Instead, our craving for expensive resources means we pay dearly to the corporations that supply them, which in turn provides those businesses with the cash to purchase the laws and regulations they need to devastate the environment. It's all very tidy.
Sometimes this resource conflict surfaces in a real war or disaster. At other times the conflict is political. Just now such a battle rages over the "tar sands" in Alberta, Canada, the site of the dirtiest form of energy yet devised: a carbon-intensive process of gobbling up water and natural gas to get oil out of low-lying sands, leaving behind devastated forests, polluted groundwater, and toxic chemical pools. Still, the Calgary, Alberta Sun calls for slashing regulations that make it so darn hard to get a new mining permit.
Current plans call for scraping off a portion of Alberta's oily surface equal in size to Florida. Meanwhile in this country, thousands of environmentalists demonstrated for weeks in front of the White House to stop the U.S. pipeline that would make this unprecedented devastation feasible. More than 1,000, including actress Daryl Hannah, were arrested. But the effort didn't attract nearly the attention a tea party rally might have.
But you can bet that, one way or another, pipeline or not, the tar sands will be exploited. America's thirst for fossil fuels, oil companies' thirst for profits, Alberta's thirst for jobs, and politicians' thirst for campaign contributions will see to that.
Unfortunately, the environment does not have the kind of well-heeled lobby it needs to fend off all this pillaging. It depends on the goodwill of sensitive volunteers, donors, and governments to formulate laws and regulations to protect it. This is a thin reed to lean upon.
Meanwhile leaky oil rigs drill farther down, coal ash piles climb farther upward, nuclear vessels break open, and clean water resources dwindle.
Nature is already punishing us for these excesses, and without more funding dedicated to its protection, those punishments will only worsen.
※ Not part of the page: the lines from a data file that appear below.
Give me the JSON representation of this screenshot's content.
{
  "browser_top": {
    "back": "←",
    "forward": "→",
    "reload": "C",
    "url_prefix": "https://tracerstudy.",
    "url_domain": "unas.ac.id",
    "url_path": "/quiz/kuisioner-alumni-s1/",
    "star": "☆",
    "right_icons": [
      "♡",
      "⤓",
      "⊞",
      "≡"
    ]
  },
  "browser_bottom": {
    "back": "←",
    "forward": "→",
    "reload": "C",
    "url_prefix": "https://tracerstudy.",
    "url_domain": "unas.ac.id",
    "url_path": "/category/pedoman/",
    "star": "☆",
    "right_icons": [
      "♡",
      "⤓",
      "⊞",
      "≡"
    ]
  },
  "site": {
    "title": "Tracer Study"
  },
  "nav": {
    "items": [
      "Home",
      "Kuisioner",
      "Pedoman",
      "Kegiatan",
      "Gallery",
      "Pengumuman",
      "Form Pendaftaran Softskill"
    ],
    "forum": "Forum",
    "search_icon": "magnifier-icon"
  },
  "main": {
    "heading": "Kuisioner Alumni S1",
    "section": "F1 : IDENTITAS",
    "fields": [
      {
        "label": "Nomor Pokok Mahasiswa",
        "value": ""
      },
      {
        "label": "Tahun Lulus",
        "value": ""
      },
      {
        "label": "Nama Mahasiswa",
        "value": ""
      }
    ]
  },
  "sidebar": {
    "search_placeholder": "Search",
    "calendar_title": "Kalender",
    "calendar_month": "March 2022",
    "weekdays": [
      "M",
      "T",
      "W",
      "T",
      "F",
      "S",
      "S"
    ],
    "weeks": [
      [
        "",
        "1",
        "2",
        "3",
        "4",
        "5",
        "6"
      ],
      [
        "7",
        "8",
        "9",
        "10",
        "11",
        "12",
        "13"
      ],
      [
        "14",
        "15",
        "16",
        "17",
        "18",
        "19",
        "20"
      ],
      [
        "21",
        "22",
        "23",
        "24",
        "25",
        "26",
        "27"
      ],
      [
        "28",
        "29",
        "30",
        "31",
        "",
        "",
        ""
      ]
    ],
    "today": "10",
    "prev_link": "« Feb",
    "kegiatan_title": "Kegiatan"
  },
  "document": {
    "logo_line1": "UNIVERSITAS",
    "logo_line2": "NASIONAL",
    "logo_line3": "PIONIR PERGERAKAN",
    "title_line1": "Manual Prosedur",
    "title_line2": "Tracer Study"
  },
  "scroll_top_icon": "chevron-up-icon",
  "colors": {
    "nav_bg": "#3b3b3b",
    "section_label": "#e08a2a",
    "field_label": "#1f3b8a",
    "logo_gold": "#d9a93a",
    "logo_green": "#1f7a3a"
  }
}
OtherWords columnist William A. Collins is a former state representative and a former mayor of Norwalk, Conn.